  • Hit the drums HARD and go easy on the cymbals. Seriously, this one is important
Use cymbals that sound balanced (volume-wise) to each other. And preferably use hi-hats that are a bit quieter. Those hats will always be the loudest and most annoying cymbals come mix time. Also playing easy on the hats is of utmost importance.

Be wise and get the skins from your local shop or from Thomann (or where ever) at least a week or two prior to your session. You'll save money, get the right skins and thus a better drum sound. No downside. Just put them on the drums finger-tight the night before recording. You can take care of the tuning at the studio.

Do you have a preferred set of drumheads for studio use? Drop a comment and give me your reasons for those specific choices. I'm always willing to learn and exchange ideas.

Have fun and go make that noise =)
-Juho Räihä-

Thursday, October 29, 2015

Proper tuning is essential for your drums

I have tuned most of the drums I have recorded during the past decade and I have gradually learned my way thru the often mystified art of drum tuning. The truth is that tuning drums just simply isn't as hard as people tend to make it. My conclusion: Go and get yourself an Overtone Labs Tune-Bot drum tuner.
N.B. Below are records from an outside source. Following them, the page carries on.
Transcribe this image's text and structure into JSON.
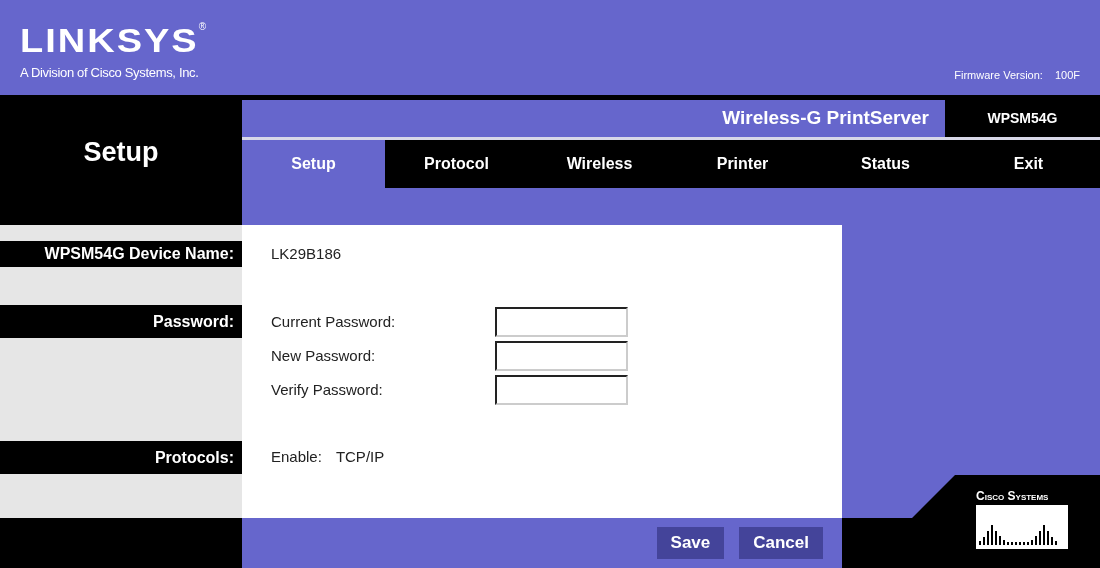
{
  "header": {
    "logo": "LINKSYS",
    "logo_mark": "®",
    "tagline": "A Division of Cisco Systems, Inc.",
    "firmware_label": "Firmware Version:",
    "firmware_value": "100F"
  },
  "section_title": "Setup",
  "product_name": "Wireless-G PrintServer",
  "model": "WPSM54G",
  "tabs": [
    {
      "label": "Setup",
      "selected": true
    },
    {
      "label": "Protocol",
      "selected": false
    },
    {
      "label": "Wireless",
      "selected": false
    },
    {
      "label": "Printer",
      "selected": false
    },
    {
      "label": "Status",
      "selected": false
    },
    {
      "label": "Exit",
      "selected": false
    }
  ],
  "form": {
    "device_name": {
      "label": "WPSM54G Device Name:",
      "value": "LK29B186"
    },
    "password": {
      "label": "Password:",
      "fields": [
        {
          "label": "Current Password:"
        },
        {
          "label": "New Password:"
        },
        {
          "label": "Verify Password:"
        }
      ]
    },
    "protocols": {
      "label": "Protocols:",
      "prefix": "Enable:",
      "value": "TCP/IP"
    }
  },
  "buttons": [
    "Save",
    "Cancel"
  ],
  "brand": "Cisco Systems"
}
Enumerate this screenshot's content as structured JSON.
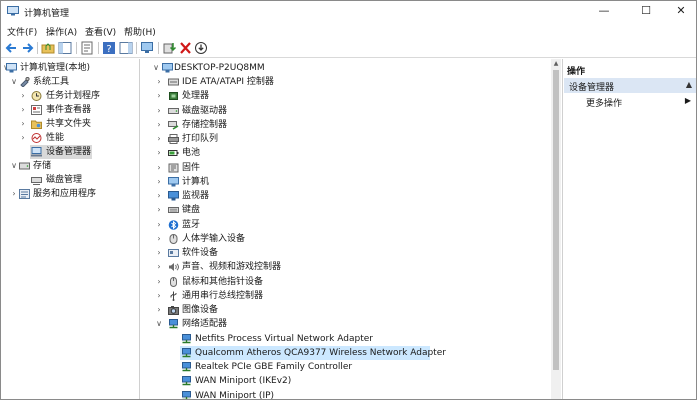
{
  "window": {
    "title": "计算机管理",
    "minimize": "—",
    "maximize": "☐",
    "close": "✕"
  },
  "menu": [
    "文件(F)",
    "操作(A)",
    "查看(V)",
    "帮助(H)"
  ],
  "left_tree": [
    {
      "label": "计算机管理(本地)",
      "chevron": "∨",
      "icon": "computer-management-icon"
    },
    {
      "label": "系统工具",
      "chevron": "∨",
      "icon": "system-tools-icon"
    },
    {
      "label": "任务计划程序",
      "chevron": "›",
      "icon": "task-scheduler-icon"
    },
    {
      "label": "事件查看器",
      "chevron": "›",
      "icon": "event-viewer-icon"
    },
    {
      "label": "共享文件夹",
      "chevron": "›",
      "icon": "shared-folders-icon"
    },
    {
      "label": "性能",
      "chevron": "›",
      "icon": "performance-icon"
    },
    {
      "label": "设备管理器",
      "chevron": "",
      "icon": "device-manager-icon"
    },
    {
      "label": "存储",
      "chevron": "∨",
      "icon": "storage-icon"
    },
    {
      "label": "磁盘管理",
      "chevron": "",
      "icon": "disk-management-icon"
    },
    {
      "label": "服务和应用程序",
      "chevron": "›",
      "icon": "services-apps-icon"
    }
  ],
  "device_tree": {
    "root": "DESKTOP-P2UQ8MM",
    "categories": [
      {
        "label": "IDE ATA/ATAPI 控制器",
        "chevron": "›",
        "icon": "ide-controller-icon"
      },
      {
        "label": "处理器",
        "chevron": "›",
        "icon": "processor-icon"
      },
      {
        "label": "磁盘驱动器",
        "chevron": "›",
        "icon": "disk-drive-icon"
      },
      {
        "label": "存储控制器",
        "chevron": "›",
        "icon": "storage-controller-icon"
      },
      {
        "label": "打印队列",
        "chevron": "›",
        "icon": "print-queue-icon"
      },
      {
        "label": "电池",
        "chevron": "›",
        "icon": "battery-icon"
      },
      {
        "label": "固件",
        "chevron": "›",
        "icon": "firmware-icon"
      },
      {
        "label": "计算机",
        "chevron": "›",
        "icon": "computer-icon"
      },
      {
        "label": "监视器",
        "chevron": "›",
        "icon": "monitor-icon"
      },
      {
        "label": "键盘",
        "chevron": "›",
        "icon": "keyboard-icon"
      },
      {
        "label": "蓝牙",
        "chevron": "›",
        "icon": "bluetooth-icon"
      },
      {
        "label": "人体学输入设备",
        "chevron": "›",
        "icon": "hid-icon"
      },
      {
        "label": "软件设备",
        "chevron": "›",
        "icon": "software-device-icon"
      },
      {
        "label": "声音、视频和游戏控制器",
        "chevron": "›",
        "icon": "sound-icon"
      },
      {
        "label": "鼠标和其他指针设备",
        "chevron": "›",
        "icon": "mouse-icon"
      },
      {
        "label": "通用串行总线控制器",
        "chevron": "›",
        "icon": "usb-icon"
      },
      {
        "label": "图像设备",
        "chevron": "›",
        "icon": "imaging-device-icon"
      },
      {
        "label": "网络适配器",
        "chevron": "∨",
        "icon": "network-adapter-icon"
      }
    ],
    "network_adapters": [
      "Netfits Process Virtual Network Adapter",
      "Qualcomm Atheros QCA9377 Wireless Network Adapter",
      "Realtek PCIe GBE Family Controller",
      "WAN Miniport (IKEv2)",
      "WAN Miniport (IP)"
    ],
    "selected_adapter_index": 1
  },
  "actions": {
    "title": "操作",
    "section": "设备管理器",
    "section_arrow": "▲",
    "more": "更多操作",
    "more_arrow": "▶"
  },
  "colors": {
    "selection_blue": "#cce8ff",
    "selection_gray": "#d9d9d9",
    "actions_header": "#dbe6f4"
  }
}
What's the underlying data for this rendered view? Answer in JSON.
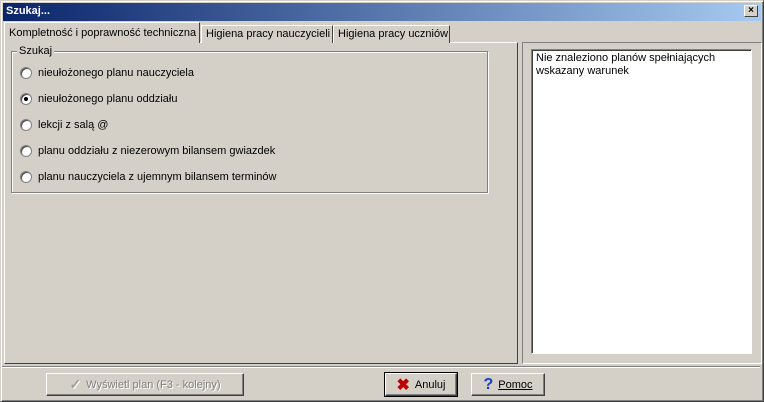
{
  "window": {
    "title": "Szukaj...",
    "close_label": "×"
  },
  "tabs": [
    {
      "label": "Kompletność i poprawność techniczna",
      "active": true
    },
    {
      "label": "Higiena pracy nauczycieli",
      "active": false
    },
    {
      "label": "Higiena pracy uczniów",
      "active": false
    }
  ],
  "search_group": {
    "label": "Szukaj",
    "options": [
      {
        "label": "nieułożonego planu nauczyciela",
        "checked": false
      },
      {
        "label": "nieułożonego planu oddziału",
        "checked": true
      },
      {
        "label": "lekcji z salą @",
        "checked": false
      },
      {
        "label": "planu oddziału z niezerowym bilansem gwiazdek",
        "checked": false
      },
      {
        "label": "planu nauczyciela z ujemnym bilansem terminów",
        "checked": false
      }
    ]
  },
  "result": {
    "text": "Nie znaleziono planów spełniających wskazany warunek"
  },
  "buttons": {
    "show_plan": {
      "label": "Wyświetl plan (F3 - kolejny)",
      "icon": "check-icon"
    },
    "cancel": {
      "label": "Anuluj",
      "icon": "x-icon"
    },
    "help": {
      "label": "Pomoc",
      "icon": "question-icon"
    }
  },
  "colors": {
    "titlebar_start": "#0a246a",
    "titlebar_end": "#a6caf0",
    "face": "#d4d0c8"
  }
}
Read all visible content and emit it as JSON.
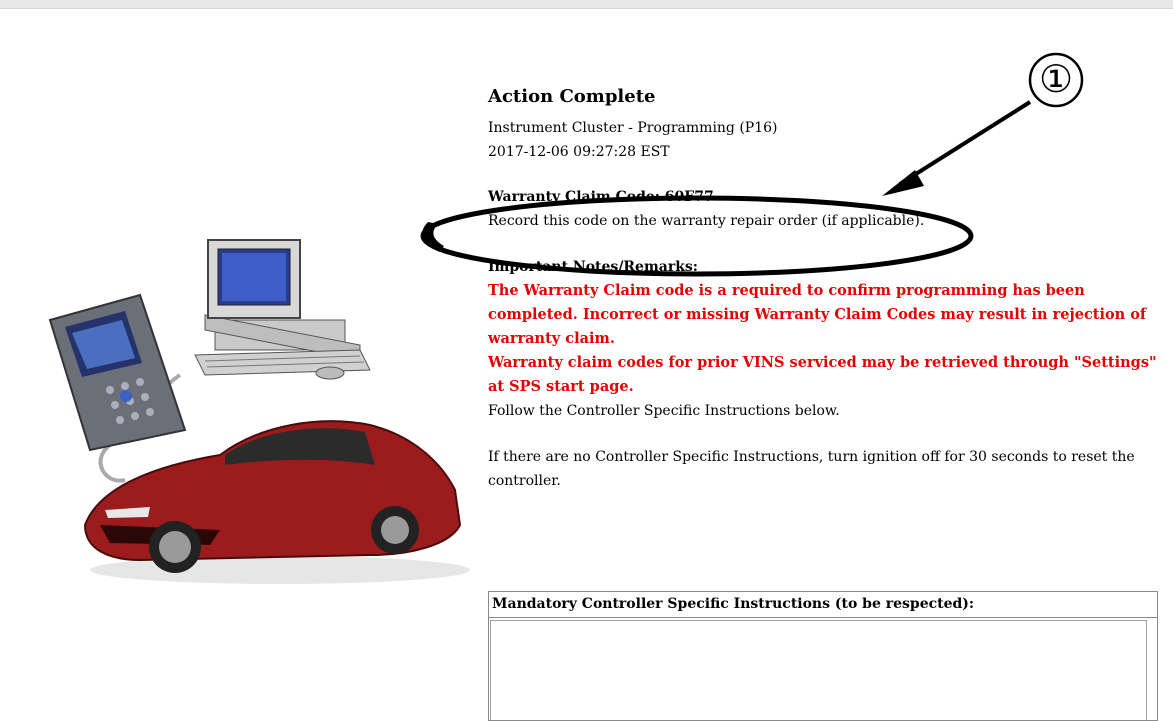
{
  "header": {
    "title": "Action Complete",
    "module": "Instrument Cluster - Programming (P16)",
    "timestamp": "2017-12-06 09:27:28 EST"
  },
  "warranty": {
    "code_line": "Warranty Claim Code: 60F77",
    "instruction": "Record this code on the warranty repair order (if applicable)."
  },
  "annotation": {
    "callout_number": "①"
  },
  "notes": {
    "heading": "Important Notes/Remarks:",
    "warning_1": "The Warranty Claim code is a required to confirm programming has been completed. Incorrect or missing Warranty Claim Codes may result in rejection of warranty claim.",
    "warning_2": "Warranty claim codes for prior VINS serviced may be retrieved through \"Settings\" at SPS start page.",
    "follow": "Follow the Controller Specific Instructions below.",
    "reset": "If there are no Controller Specific Instructions, turn ignition off for 30 seconds to reset the controller."
  },
  "instructions_panel": {
    "header": "Mandatory Controller Specific Instructions (to be respected):",
    "body": ""
  },
  "colors": {
    "warning_red": "#e60000",
    "car_red": "#9c1b1d"
  },
  "illustration": {
    "items": [
      "scan-tool-icon",
      "desktop-computer-icon",
      "sports-car-icon"
    ]
  }
}
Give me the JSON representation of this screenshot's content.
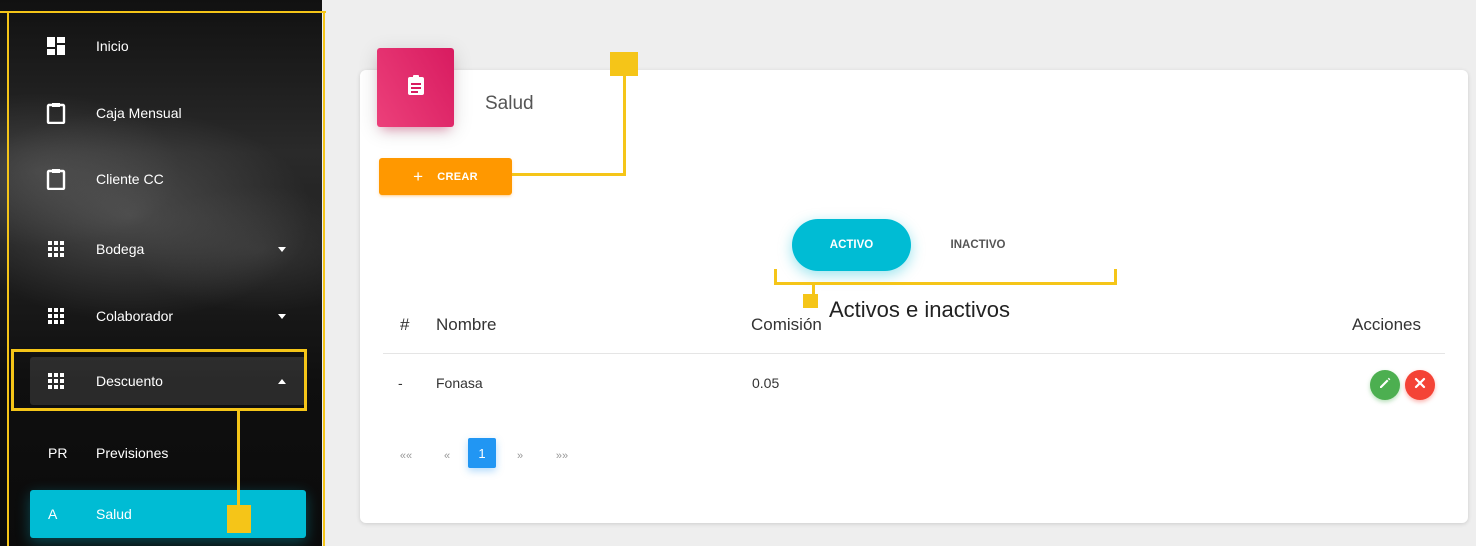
{
  "sidebar": {
    "items": [
      {
        "label": "Inicio",
        "icon": "dashboard-icon"
      },
      {
        "label": "Caja Mensual",
        "icon": "clipboard-icon"
      },
      {
        "label": "Cliente CC",
        "icon": "clipboard-icon"
      },
      {
        "label": "Bodega",
        "icon": "grid-icon"
      },
      {
        "label": "Colaborador",
        "icon": "grid-icon"
      },
      {
        "label": "Descuento",
        "icon": "grid-icon"
      }
    ],
    "subitems": [
      {
        "mini": "PR",
        "label": "Previsiones"
      },
      {
        "mini": "A",
        "label": "Salud"
      }
    ]
  },
  "card": {
    "title": "Salud",
    "icon": "assignment-icon"
  },
  "toolbar": {
    "create_label": "CREAR"
  },
  "tabs": [
    {
      "label": "ACTIVO"
    },
    {
      "label": "INACTIVO"
    }
  ],
  "annotation": {
    "tabs_note": "Activos e inactivos"
  },
  "table": {
    "headers": [
      "#",
      "Nombre",
      "Comisión",
      "Acciones"
    ],
    "rows": [
      {
        "index": "-",
        "name": "Fonasa",
        "commission": "0.05"
      }
    ]
  },
  "pagination": {
    "first": "««",
    "prev": "«",
    "current": "1",
    "next": "»",
    "last": "»»"
  },
  "colors": {
    "accent": "#00bcd4",
    "create_button": "#ff9800",
    "header_icon": "#e91e63",
    "annotation": "#f5c518",
    "edit": "#4caf50",
    "delete": "#f44336",
    "page_active": "#2196f3"
  }
}
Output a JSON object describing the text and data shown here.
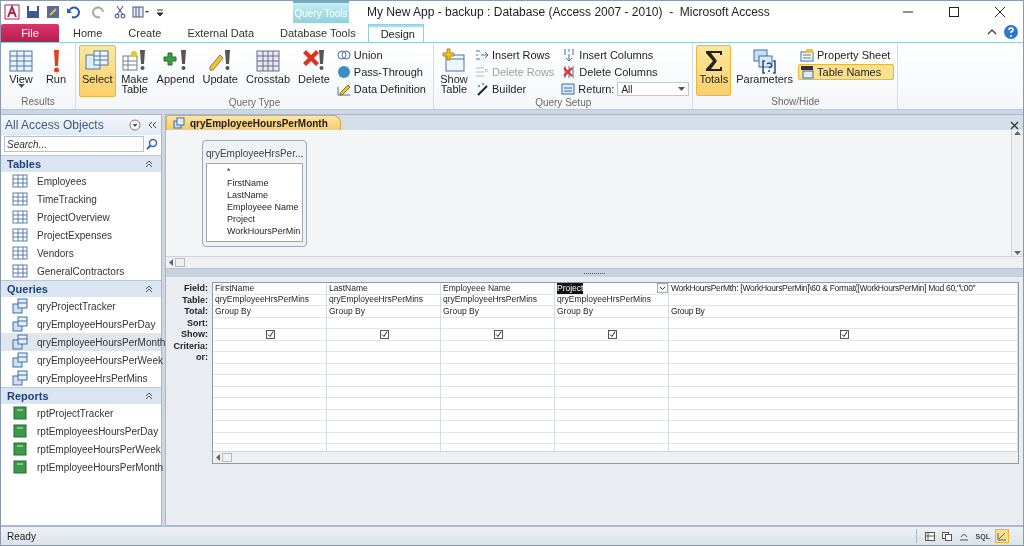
{
  "title_bar": {
    "context_label": "Query Tools",
    "title": "My New App - backup : Database (Access 2007 - 2010)  -  Microsoft Access"
  },
  "tabs": [
    {
      "label": "File",
      "kind": "file",
      "selected": false
    },
    {
      "label": "Home",
      "kind": "normal",
      "selected": false
    },
    {
      "label": "Create",
      "kind": "normal",
      "selected": false
    },
    {
      "label": "External Data",
      "kind": "normal",
      "selected": false
    },
    {
      "label": "Database Tools",
      "kind": "normal",
      "selected": false
    },
    {
      "label": "Design",
      "kind": "context",
      "selected": true
    }
  ],
  "ribbon": {
    "groups": [
      {
        "label": "Results",
        "items": [
          {
            "kind": "large",
            "label": "View",
            "dropdown": true,
            "selected": false,
            "disabled": false
          },
          {
            "kind": "large",
            "label": "Run",
            "selected": false,
            "disabled": false
          }
        ]
      },
      {
        "label": "Query Type",
        "items": [
          {
            "kind": "large",
            "label": "Select",
            "selected": true,
            "disabled": false
          },
          {
            "kind": "large",
            "label": "Make Table",
            "selected": false,
            "disabled": false
          },
          {
            "kind": "large",
            "label": "Append",
            "selected": false,
            "disabled": false
          },
          {
            "kind": "large",
            "label": "Update",
            "selected": false,
            "disabled": false
          },
          {
            "kind": "large",
            "label": "Crosstab",
            "selected": false,
            "disabled": false
          },
          {
            "kind": "large",
            "label": "Delete",
            "selected": false,
            "disabled": false
          },
          {
            "kind": "small",
            "label": "Union",
            "selected": false,
            "disabled": false
          },
          {
            "kind": "small",
            "label": "Pass-Through",
            "selected": false,
            "disabled": false
          },
          {
            "kind": "small",
            "label": "Data Definition",
            "selected": false,
            "disabled": false
          }
        ]
      },
      {
        "label": "Query Setup",
        "items": [
          {
            "kind": "large",
            "label": "Show Table",
            "selected": false,
            "disabled": false
          },
          {
            "kind": "small",
            "label": "Insert Rows",
            "selected": false,
            "disabled": false
          },
          {
            "kind": "small",
            "label": "Delete Rows",
            "selected": false,
            "disabled": true
          },
          {
            "kind": "small",
            "label": "Builder",
            "selected": false,
            "disabled": false
          },
          {
            "kind": "small",
            "label": "Insert Columns",
            "selected": false,
            "disabled": false
          },
          {
            "kind": "small",
            "label": "Delete Columns",
            "selected": false,
            "disabled": false
          },
          {
            "kind": "combo",
            "label": "Return:",
            "value": "All",
            "disabled": false
          }
        ]
      },
      {
        "label": "Show/Hide",
        "items": [
          {
            "kind": "large",
            "label": "Totals",
            "selected": true,
            "disabled": false
          },
          {
            "kind": "large",
            "label": "Parameters",
            "selected": false,
            "disabled": false
          },
          {
            "kind": "small",
            "label": "Property Sheet",
            "selected": false,
            "disabled": false
          },
          {
            "kind": "small",
            "label": "Table Names",
            "selected": true,
            "disabled": false
          }
        ]
      }
    ]
  },
  "nav": {
    "title": "All Access Objects",
    "search": {
      "placeholder": "Search..."
    },
    "sections": [
      {
        "title": "Tables",
        "kind": "table",
        "items": [
          {
            "label": "Employees",
            "selected": false
          },
          {
            "label": "TimeTracking",
            "selected": false
          },
          {
            "label": "ProjectOverview",
            "selected": false
          },
          {
            "label": "ProjectExpenses",
            "selected": false
          },
          {
            "label": "Vendors",
            "selected": false
          },
          {
            "label": "GeneralContractors",
            "selected": false
          }
        ]
      },
      {
        "title": "Queries",
        "kind": "query",
        "items": [
          {
            "label": "qryProjectTracker",
            "selected": false
          },
          {
            "label": "qryEmployeeHoursPerDay",
            "selected": false
          },
          {
            "label": "qryEmployeeHoursPerMonth",
            "selected": true
          },
          {
            "label": "qryEmployeeHoursPerWeek",
            "selected": false
          },
          {
            "label": "qryEmployeeHrsPerMins",
            "selected": false
          }
        ]
      },
      {
        "title": "Reports",
        "kind": "report",
        "items": [
          {
            "label": "rptProjectTracker",
            "selected": false
          },
          {
            "label": "rptEmployeesHoursPerDay",
            "selected": false
          },
          {
            "label": "rptEmployeeHoursPerWeek",
            "selected": false
          },
          {
            "label": "rptEmployeeHoursPerMonth",
            "selected": false
          }
        ]
      }
    ]
  },
  "document": {
    "tab": "qryEmployeeHoursPerMonth",
    "source_table": {
      "title": "qryEmployeeHrsPer...",
      "fields": [
        "*",
        "FirstName",
        "LastName",
        "Employeee Name",
        "Project",
        "WorkHoursPerMin"
      ]
    },
    "grid": {
      "row_labels": [
        "Field:",
        "Table:",
        "Total:",
        "Sort:",
        "Show:",
        "Criteria:",
        "or:"
      ],
      "columns": [
        {
          "field": "FirstName",
          "table": "qryEmployeeHrsPerMins",
          "total": "Group By",
          "show": true,
          "selected": false
        },
        {
          "field": "LastName",
          "table": "qryEmployeeHrsPerMins",
          "total": "Group By",
          "show": true,
          "selected": false
        },
        {
          "field": "Employeee Name",
          "table": "qryEmployeeHrsPerMins",
          "total": "Group By",
          "show": true,
          "selected": false
        },
        {
          "field": "Project",
          "table": "qryEmployeeHrsPerMins",
          "total": "Group By",
          "show": true,
          "selected": true
        },
        {
          "field": "WorkHoursPerMth: [WorkHoursPerMin]\\60 & Format([WorkHoursPerMin] Mod 60,\"\\:00\"",
          "total": "Group By",
          "show": true,
          "selected": false
        }
      ]
    }
  },
  "status_bar": {
    "text": "Ready",
    "views": [
      {
        "kind": "icon",
        "selected": false
      },
      {
        "kind": "icon",
        "selected": false
      },
      {
        "kind": "icon",
        "selected": false
      },
      {
        "kind": "text",
        "label": "SQL",
        "selected": false
      },
      {
        "kind": "icon",
        "selected": true
      }
    ]
  }
}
Thank me later.

Now that we got that out of the way, here is a few pointers / my starting points where to begin with your Heavy Metal drum tuning.
  • Both Bass drum heads finger tight (because we love that high slap that loose heads give)
  • Snare resonant head tabletop tight (don't bother with the Tune-Bot, use your ears) 
  • Snare batter head to taste (250hz - 350hz lug tension on the tune-bot)
  • Snare wires at a tension best explained on the following video:
  • Tom resonant heads tighter than batter heads (use the Tune-Bot calculator)
When using the tuning calculator: 
  1. Fill in your tom sizes
  2. Select low resonance
  3. Pitch adjustment to -1
  4. Head tuning style: Resonant head higher
  5. Profit
Start with the floor tom and listen how it sounds. With old heads you might want to use higher pitch adjustment values to make sure the head isn't "brumming" or making other weird noises. Once you get the floor tom right, you'll know how low you can go. Work through the rest of the toms with those settings of the tuning calculator.

Remember that patience and practice are key points here. And use your ears to make sure that the lugs really are in the same tension/tuning. The Tune-Bot will lie to you if the lug tunings are too far apart.

Tune-Bot website is your friend with all of its guides.

Tuning is not as hard as you think it is.

Do you have any questions on tuning?
I'm more than willing to steer you in the right direction. So ask away.

-Juho Räihä-

Tuesday, October 27, 2015

Of Drummers and Drumheads

Well hello hello!
Welcome to the audio ramblings of SoundSpiral Audio.
Drummers ahoy! I’ll start with you guys.

Change your drumheads before recording. First off, with old heads you won’t be able to tune the drums as low as with brand spanking new skins. And we all love the low rumble of that floor tom don’t we? Also, with your year old heads, stick attack/high end on the drums will be non existent. Trying to eq it back in is like fighting an uphill battle. The tom mics will become additional cymbal mics in no time.
And bare in mind that the skins lose their magic after just a few days of bashing.
Some go as far as re-skinning the set after each day of recording. But that might be a sign of having a little more money than the average Joe.
And yes. The resonant heads too…
-Juho Räihä-